The breeder should be able to produce health clearances from the vet as well. This is the best way to avoid buying a puppy prone to hip dysplasia.
You’ll want to set up an appointment to meet the breeder at their establishment. This gives you a chance to meet the parents, see the conditions where dogs are bred and how the puppies are raised in their first weeks of life. This will also rule out any sketchy dealings with puppy mills. An ethical breeder will agree to a visit without any qualms.
If you want to buy a well-bred puppy that has been registered with the Kennel Club, be prepared to be put on a waiting list.

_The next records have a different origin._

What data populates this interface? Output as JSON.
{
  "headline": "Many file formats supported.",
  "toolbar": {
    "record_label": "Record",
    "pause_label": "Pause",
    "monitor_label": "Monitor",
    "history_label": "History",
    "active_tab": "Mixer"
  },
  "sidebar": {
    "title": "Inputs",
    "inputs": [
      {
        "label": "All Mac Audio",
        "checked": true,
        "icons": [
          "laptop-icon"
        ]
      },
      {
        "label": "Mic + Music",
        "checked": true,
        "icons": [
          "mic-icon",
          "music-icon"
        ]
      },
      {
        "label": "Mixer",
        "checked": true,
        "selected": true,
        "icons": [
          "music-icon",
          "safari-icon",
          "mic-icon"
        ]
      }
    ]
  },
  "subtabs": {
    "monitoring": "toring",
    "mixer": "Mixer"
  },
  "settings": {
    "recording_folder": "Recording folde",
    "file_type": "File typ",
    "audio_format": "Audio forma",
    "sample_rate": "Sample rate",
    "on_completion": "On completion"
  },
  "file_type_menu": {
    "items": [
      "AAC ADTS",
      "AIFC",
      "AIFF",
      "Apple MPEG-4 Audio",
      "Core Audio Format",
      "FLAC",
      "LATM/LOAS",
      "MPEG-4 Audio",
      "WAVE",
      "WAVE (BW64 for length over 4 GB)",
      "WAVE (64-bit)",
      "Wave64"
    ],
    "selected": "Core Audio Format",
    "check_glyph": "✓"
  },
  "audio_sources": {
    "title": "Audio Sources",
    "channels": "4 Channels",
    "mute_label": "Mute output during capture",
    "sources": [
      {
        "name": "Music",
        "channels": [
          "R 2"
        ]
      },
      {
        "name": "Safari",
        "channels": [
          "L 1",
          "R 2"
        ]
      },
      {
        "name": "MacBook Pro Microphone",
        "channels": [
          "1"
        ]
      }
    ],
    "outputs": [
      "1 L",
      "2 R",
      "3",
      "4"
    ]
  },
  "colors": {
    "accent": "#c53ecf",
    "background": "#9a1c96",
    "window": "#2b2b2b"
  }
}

Few White Swiss Shepherd puppies are bred and registered each year, so get in contact as soon as possible.
Here are some quality US breeders that specialize in the Berger Blanc Suisse.
Conclusion: Is the Swiss White Shepherd the Dog for You?
Beauty and brains aren’t all that you’ll get with the Berger Blanc Suisse. She would rather be gentle than act as a protective guard, making her a lovely family dog, especially around children.
If you are looking for a show dog that will impress, this breed shines in competition. It’s also a relatively new and rare breed in the US, so be prepared to turn heads when taking your fluffy friend out in public.
That gentle side is flanked by shyness, which leads to skittish behavior and separation anxiety. But, this can be worked improved with early socialization and training.
Remember, this breed is high energy, so if you’re interested in taking the leap with a puppy, be prepared to set aside time for daily exercise to keep her physically fit and mentally content.
What do you think about the White Swiss Shepherd? Tell us in the comments!